Person B got a different treatment. His right or wrong lamps lit based not on his own guesses but on Person A's guesses. He doesn't know it, but what he is doing is trying to determine order where none could possibly exist.
A and B are then instructed to collaborate on what they think the rules are for determining healthy vs. sick cells. A tells B straight up what he's learned and what simple characteristics he looks for to tell the difference. B's explanations, by necessity, are subtle, fuzzy, and complex.
After this discussion, all Bs and nearly all As believe B has a better understanding of healthy vs. sick cells. In a follow-up test, the Bs show almost no improvement, but the As' scores drop because the As have incorporated some of B's completely baseless ideas. For more reading, see How Real is Real: Confusion, Disinformation & Communication by Paul Watzlawick (New York: Vintage Books, 1977). It is currently out of print -- check your library.
When it comes to predictions of future trends in stocks, don't we hear those same subtle, fuzzy, and complex explanations all the time? From short-term stuff like the shape of a price chart or a small company working on a "little known" new technology, to longer term things like the effects of Y2K and the retirement of baby boomers, it seems investors just can't seem to get enough fuzzy, unusual explanations and predictions.
Give your friends a boring clue like "invest in large growth companies whose stock prices have gone up recently." You'll usually hear the proverbial "Well, d'oh!" The point being that the unusual, seemingly more cerebral predictions have more curb appeal; they're sexier. Simple, quantitative predictions are often viewed as much too obvious to actually have any value.
We see analogies of this kind of thinking everywhere. It's the rare, unusual and often inconsequential that garners the most interest, while the ordinary, specific and highly consequential don't even rate a thought.
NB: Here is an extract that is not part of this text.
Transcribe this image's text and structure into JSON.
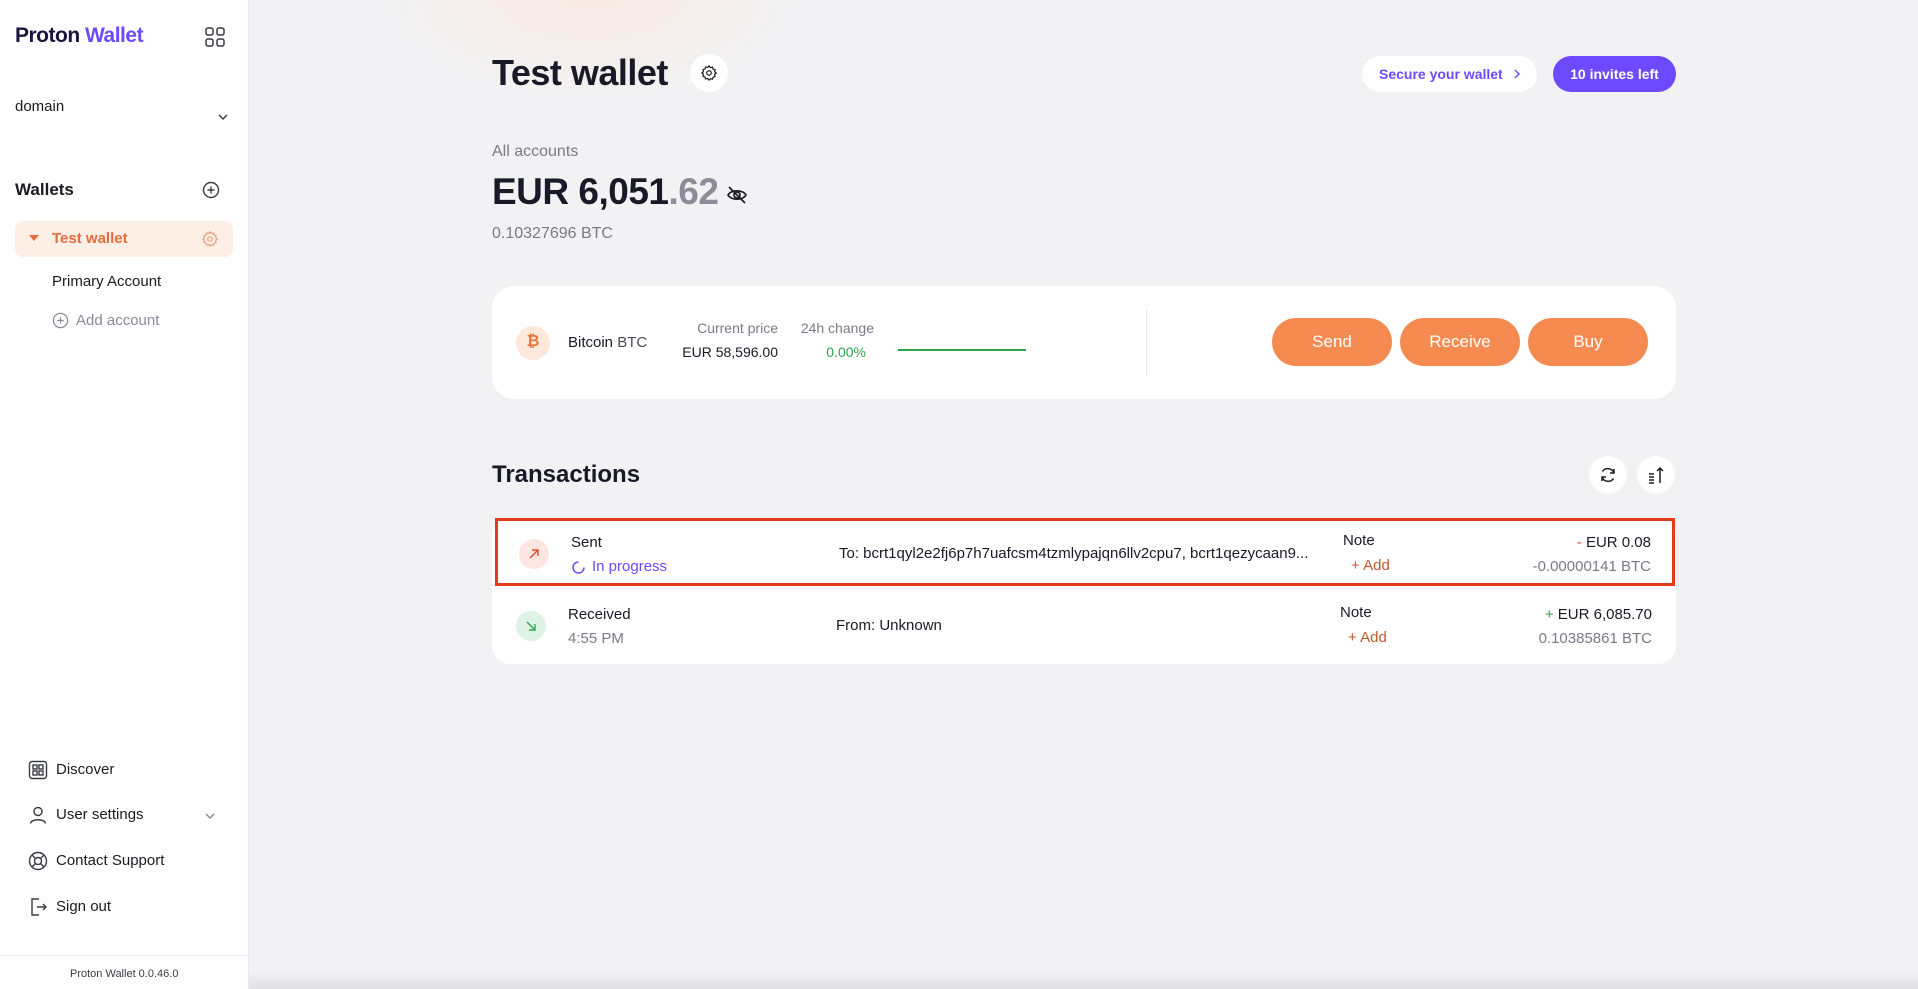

I've actually seen three TV news stories about the danger of turbulence to passengers on jet airplanes (something that I think has claimed one life in the history of aviation), but I can't recall a single probing expose on the dangers of adults not wearing their auto safety belts.
It's amazing how an investment strategy that's simple, boring, and obvious can be wildly successful but still remain unpopular.
Since Friday was the day to update the hypothetical mechanical models that I've been following on a monthly trading schedule, here's an update on how the two models did through June 4, 1999:
Month Year-to-date 5/7/99 - 6/4/99 01/01/99 - 6/4/99 UG5 7.88% -10.53 UG10 5.92% -5.95For the complete UG History from January 1987, see UG History.
Relative Strength-Investor's Business Daily:
Month Year-to-date 5/7/99 - 6/4/99 01/01/99 - 6/4/99 RS-IBD5 1.24% 76.56% RS-IBD10 2.94% 41.95%Fool on!